“All the culprits must be arrested and face the full might of the law. The officer was on duty and doing what he is required to do; enforcing the municipal by-laws which everyone must respect”.

Stop School Capture – FEDUSA

The Federations of Unions of South Africa (FEDUSA) and its affiliates in the basic education sector, the South African Teachers’ Union (SAOU) and the Public Servants Association (PSA) have called on the government to stop school capture by scraping deleterious amendments that have been proposed to the South African Schools Act (SASA).
FEDUSA says the proposed amendments will disempower communities by transferring school governance to state officials and are fertile grounds for capturing school finances. FEDUSA General Secretary Dennis George says what is being proposed will take public education back to the pre- 1994 era.

“That is to say, to a system of state schooling in which each school is an extension of the political dispensation of the day. What this means is that schools will have no choice but to toe a specific political line and the noble notion of the school as a democratic institution will come to nothing. These amendments will in no way whatever, improve the quality of education and are without doubt, designed to ‘capture’ every school for the sole purpose of advantaging the state,” says George.
“The excuse offered is that not all governing bodies can fulfil their duties which clearly begs the question: What then has the government been doing for the past twenty or more years? It is also important to note that the proposed amendments run counter to the Education White Paper and the National Development Plan. Both policy documents require school communities to enjoy the highest degree of autonomy. This explicit ‘school capture’ is a step backwards: one that, over the long term, will push an already ailing system, closer to the edge. It places schools in the hands of redeployed cadres who have absolutely no sense of the education needs of either schools or their communities”.
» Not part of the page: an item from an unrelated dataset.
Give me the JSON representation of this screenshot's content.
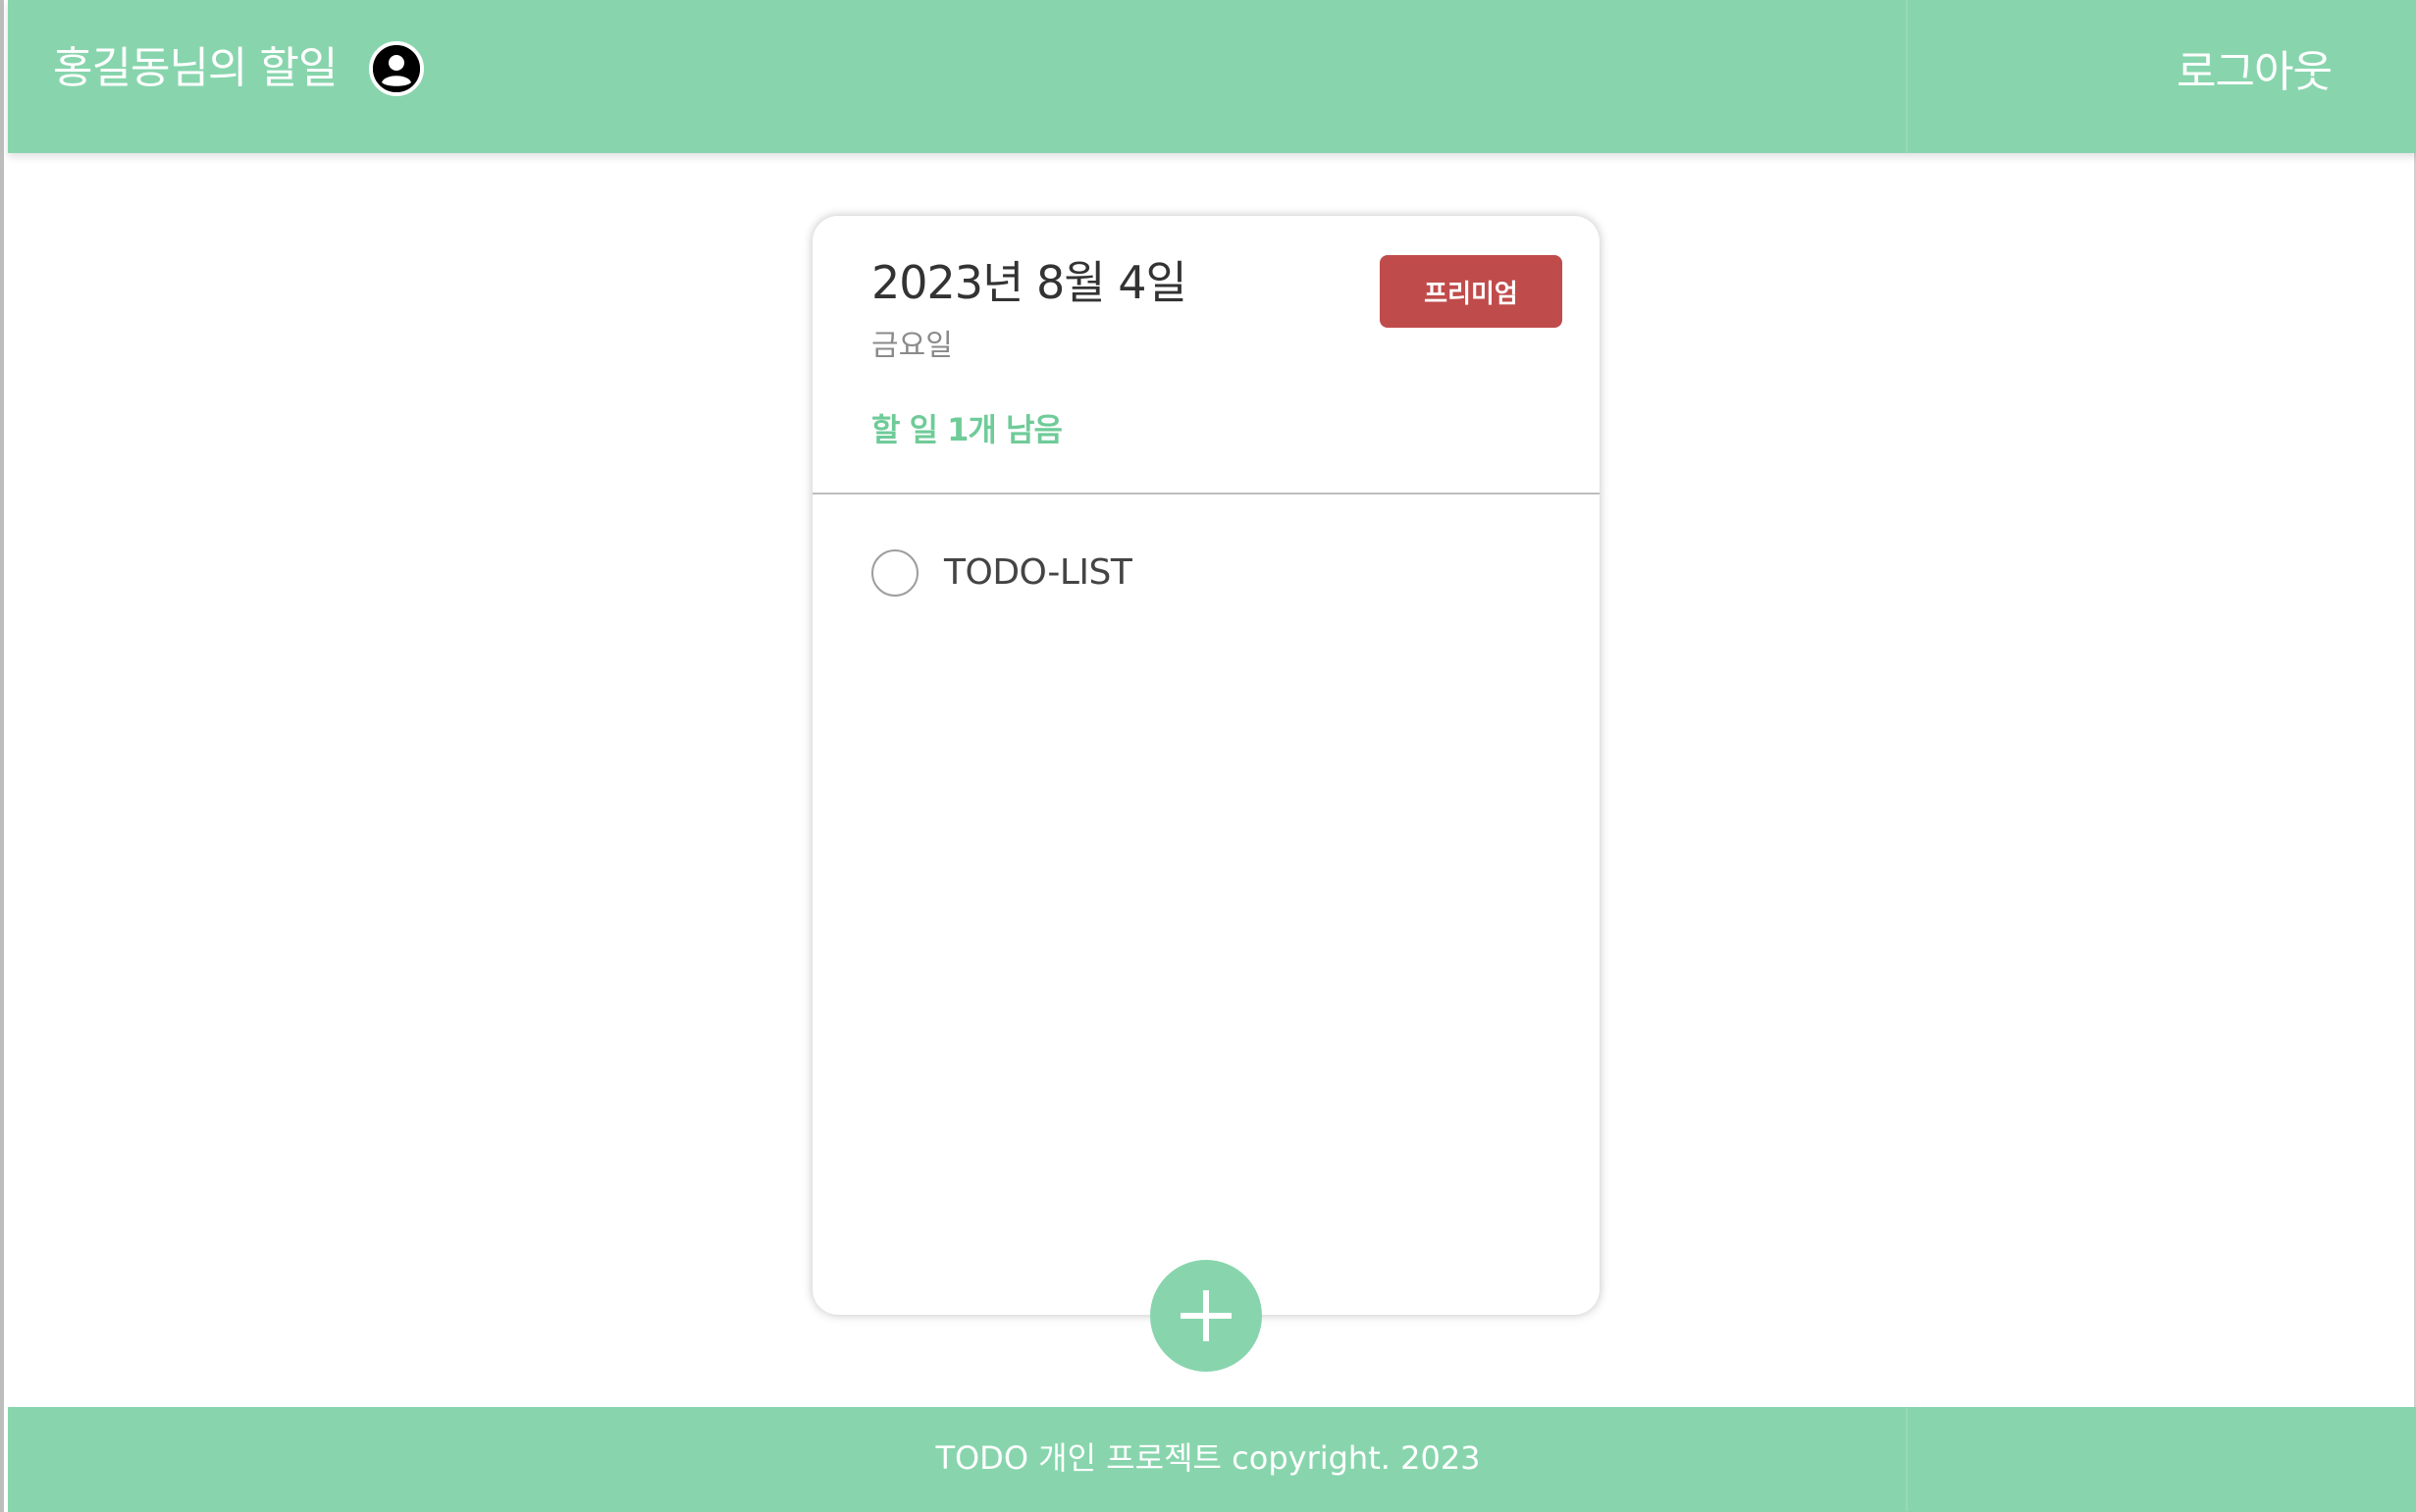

George says of particular concern is the plan to take the appointment of senior posts in schools out of the hands of the school governing bodies and place it instead in the hands of officials.
“To date, it was a generally accepted principle that parents and schools were in the best position to objectively decide which principal, deputy principal and head of department most satisfactorily fulfilled the school’s curriculum and cultural requirements while also fitting in with the nature and ethos of the school,” he said.
“Other aspects that suggest school capture are the fact that schools can be forced to make use of centralised procurement systems and that education authorities can simply use school facilities willy nilly without the school being able to claim remuneration for maintenance or possible breakages. Furthermore, the prescript that the purchase of just about any article at all is subject to departmental approval is clear proof that the department wants to exercise control over schools’ purse strings”.
SAOU and the PSA is already collaborating with other education unions as the National Professional Teachers’ Organization of South Africa (NAPTOSA) and the National Teachers’ Union (NATU) and other stakeholders in basic education to fight this draconian attempt to capture schools calls on every responsible citizen to reject it as it can only be a move that totally contradicts and makes a mockery of quality and democratic education, concluded George.